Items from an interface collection
──────────────────────────────

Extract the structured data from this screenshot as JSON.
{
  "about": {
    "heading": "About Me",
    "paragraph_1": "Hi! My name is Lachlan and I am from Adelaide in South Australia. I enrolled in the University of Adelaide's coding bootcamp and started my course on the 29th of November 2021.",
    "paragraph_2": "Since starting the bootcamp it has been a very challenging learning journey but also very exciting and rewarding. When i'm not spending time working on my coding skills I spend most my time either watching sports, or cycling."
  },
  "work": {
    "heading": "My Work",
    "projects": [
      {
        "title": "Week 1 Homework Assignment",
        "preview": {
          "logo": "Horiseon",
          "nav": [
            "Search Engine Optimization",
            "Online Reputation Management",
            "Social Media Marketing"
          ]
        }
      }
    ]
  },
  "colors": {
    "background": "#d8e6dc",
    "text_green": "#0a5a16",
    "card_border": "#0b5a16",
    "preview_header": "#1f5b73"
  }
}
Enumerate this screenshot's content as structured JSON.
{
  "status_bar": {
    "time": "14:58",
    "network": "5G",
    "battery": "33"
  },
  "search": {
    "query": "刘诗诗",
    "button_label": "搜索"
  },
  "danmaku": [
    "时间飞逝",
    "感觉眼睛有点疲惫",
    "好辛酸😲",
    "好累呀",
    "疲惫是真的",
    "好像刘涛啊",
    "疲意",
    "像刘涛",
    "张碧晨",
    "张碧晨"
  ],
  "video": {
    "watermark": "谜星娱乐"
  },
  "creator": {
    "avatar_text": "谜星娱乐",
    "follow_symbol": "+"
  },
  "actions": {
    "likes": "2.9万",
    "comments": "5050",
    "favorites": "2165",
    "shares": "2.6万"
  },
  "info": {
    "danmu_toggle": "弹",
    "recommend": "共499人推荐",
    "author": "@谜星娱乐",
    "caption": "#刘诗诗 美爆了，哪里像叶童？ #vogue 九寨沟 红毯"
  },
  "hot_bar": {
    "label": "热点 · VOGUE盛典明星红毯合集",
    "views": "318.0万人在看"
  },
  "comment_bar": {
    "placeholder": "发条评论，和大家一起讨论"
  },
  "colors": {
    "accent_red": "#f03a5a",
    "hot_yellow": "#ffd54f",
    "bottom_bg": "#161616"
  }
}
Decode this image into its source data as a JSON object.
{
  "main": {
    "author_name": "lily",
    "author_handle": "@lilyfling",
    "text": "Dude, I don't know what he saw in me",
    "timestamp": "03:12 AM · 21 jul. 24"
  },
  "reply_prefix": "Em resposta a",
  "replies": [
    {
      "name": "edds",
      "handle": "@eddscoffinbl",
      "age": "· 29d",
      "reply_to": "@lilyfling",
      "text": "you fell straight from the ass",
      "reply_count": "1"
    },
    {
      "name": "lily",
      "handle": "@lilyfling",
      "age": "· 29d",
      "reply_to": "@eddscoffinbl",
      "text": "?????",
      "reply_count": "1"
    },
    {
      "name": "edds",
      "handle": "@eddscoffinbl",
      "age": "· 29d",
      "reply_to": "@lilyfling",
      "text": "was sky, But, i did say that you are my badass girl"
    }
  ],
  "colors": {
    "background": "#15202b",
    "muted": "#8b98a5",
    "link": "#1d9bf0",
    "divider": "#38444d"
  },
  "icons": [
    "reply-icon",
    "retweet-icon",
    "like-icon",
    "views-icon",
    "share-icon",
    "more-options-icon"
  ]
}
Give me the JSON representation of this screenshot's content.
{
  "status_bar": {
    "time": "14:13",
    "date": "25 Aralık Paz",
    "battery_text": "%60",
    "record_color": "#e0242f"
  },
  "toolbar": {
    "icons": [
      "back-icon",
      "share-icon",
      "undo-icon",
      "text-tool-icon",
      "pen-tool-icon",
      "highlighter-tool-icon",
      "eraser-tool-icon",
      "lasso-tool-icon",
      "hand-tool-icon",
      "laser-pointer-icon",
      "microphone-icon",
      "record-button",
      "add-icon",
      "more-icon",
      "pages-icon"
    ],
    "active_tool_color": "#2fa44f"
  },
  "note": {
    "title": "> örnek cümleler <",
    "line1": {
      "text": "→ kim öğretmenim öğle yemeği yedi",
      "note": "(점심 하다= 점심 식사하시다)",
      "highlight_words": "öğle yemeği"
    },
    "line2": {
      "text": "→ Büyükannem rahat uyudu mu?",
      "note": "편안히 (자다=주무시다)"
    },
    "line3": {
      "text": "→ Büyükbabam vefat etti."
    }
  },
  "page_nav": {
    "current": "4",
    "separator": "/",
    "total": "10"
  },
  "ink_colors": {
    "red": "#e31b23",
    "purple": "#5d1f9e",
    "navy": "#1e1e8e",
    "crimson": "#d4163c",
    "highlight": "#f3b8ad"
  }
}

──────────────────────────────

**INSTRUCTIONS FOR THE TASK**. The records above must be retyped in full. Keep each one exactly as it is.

**SOLVED EXERCISE**.
Extract the structured data from this screenshot as JSON.
{
  "about": {
    "heading": "About Me",
    "paragraph_1": "Hi! My name is Lachlan and I am from Adelaide in South Australia. I enrolled in the University of Adelaide's coding bootcamp and started my course on the 29th of November 2021.",
    "paragraph_2": "Since starting the bootcamp it has been a very challenging learning journey but also very exciting and rewarding. When i'm not spending time working on my coding skills I spend most my time either watching sports, or cycling."
  },
  "work": {
    "heading": "My Work",
    "projects": [
      {
        "title": "Week 1 Homework Assignment",
        "preview": {
          "logo": "Horiseon",
          "nav": [
            "Search Engine Optimization",
            "Online Reputation Management",
            "Social Media Marketing"
          ]
        }
      }
    ]
  },
  "colors": {
    "background": "#d8e6dc",
    "text_green": "#0a5a16",
    "card_border": "#0b5a16",
    "preview_header": "#1f5b73"
  }
}
Enumerate this screenshot's content as structured JSON.
{
  "status_bar": {
    "time": "14:58",
    "network": "5G",
    "battery": "33"
  },
  "search": {
    "query": "刘诗诗",
    "button_label": "搜索"
  },
  "danmaku": [
    "时间飞逝",
    "感觉眼睛有点疲惫",
    "好辛酸😲",
    "好累呀",
    "疲惫是真的",
    "好像刘涛啊",
    "疲意",
    "像刘涛",
    "张碧晨",
    "张碧晨"
  ],
  "video": {
    "watermark": "谜星娱乐"
  },
  "creator": {
    "avatar_text": "谜星娱乐",
    "follow_symbol": "+"
  },
  "actions": {
    "likes": "2.9万",
    "comments": "5050",
    "favorites": "2165",
    "shares": "2.6万"
  },
  "info": {
    "danmu_toggle": "弹",
    "recommend": "共499人推荐",
    "author": "@谜星娱乐",
    "caption": "#刘诗诗 美爆了，哪里像叶童？ #vogue 九寨沟 红毯"
  },
  "hot_bar": {
    "label": "热点 · VOGUE盛典明星红毯合集",
    "views": "318.0万人在看"
  },
  "comment_bar": {
    "placeholder": "发条评论，和大家一起讨论"
  },
  "colors": {
    "accent_red": "#f03a5a",
    "hot_yellow": "#ffd54f",
    "bottom_bg": "#161616"
  }
}
Decode this image into its source data as a JSON object.
{
  "main": {
    "author_name": "lily",
    "author_handle": "@lilyfling",
    "text": "Dude, I don't know what he saw in me",
    "timestamp": "03:12 AM · 21 jul. 24"
  },
  "reply_prefix": "Em resposta a",
  "replies": [
    {
      "name": "edds",
      "handle": "@eddscoffinbl",
      "age": "· 29d",
      "reply_to": "@lilyfling",
      "text": "you fell straight from the ass",
      "reply_count": "1"
    },
    {
      "name": "lily",
      "handle": "@lilyfling",
      "age": "· 29d",
      "reply_to": "@eddscoffinbl",
      "text": "?????",
      "reply_count": "1"
    },
    {
      "name": "edds",
      "handle": "@eddscoffinbl",
      "age": "· 29d",
      "reply_to": "@lilyfling",
      "text": "was sky, But, i did say that you are my badass girl"
    }
  ],
  "colors": {
    "background": "#15202b",
    "muted": "#8b98a5",
    "link": "#1d9bf0",
    "divider": "#38444d"
  },
  "icons": [
    "reply-icon",
    "retweet-icon",
    "like-icon",
    "views-icon",
    "share-icon",
    "more-options-icon"
  ]
}
Give me the JSON representation of this screenshot's content.
{
  "status_bar": {
    "time": "14:13",
    "date": "25 Aralık Paz",
    "battery_text": "%60",
    "record_color": "#e0242f"
  },
  "toolbar": {
    "icons": [
      "back-icon",
      "share-icon",
      "undo-icon",
      "text-tool-icon",
      "pen-tool-icon",
      "highlighter-tool-icon",
      "eraser-tool-icon",
      "lasso-tool-icon",
      "hand-tool-icon",
      "laser-pointer-icon",
      "microphone-icon",
      "record-button",
      "add-icon",
      "more-icon",
      "pages-icon"
    ],
    "active_tool_color": "#2fa44f"
  },
  "note": {
    "title": "> örnek cümleler <",
    "line1": {
      "text": "→ kim öğretmenim öğle yemeği yedi",
      "note": "(점심 하다= 점심 식사하시다)",
      "highlight_words": "öğle yemeği"
    },
    "line2": {
      "text": "→ Büyükannem rahat uyudu mu?",
      "note": "편안히 (자다=주무시다)"
    },
    "line3": {
      "text": "→ Büyükbabam vefat etti."
    }
  },
  "page_nav": {
    "current": "4",
    "separator": "/",
    "total": "10"
  },
  "ink_colors": {
    "red": "#e31b23",
    "purple": "#5d1f9e",
    "navy": "#1e1e8e",
    "crimson": "#d4163c",
    "highlight": "#f3b8ad"
  }
}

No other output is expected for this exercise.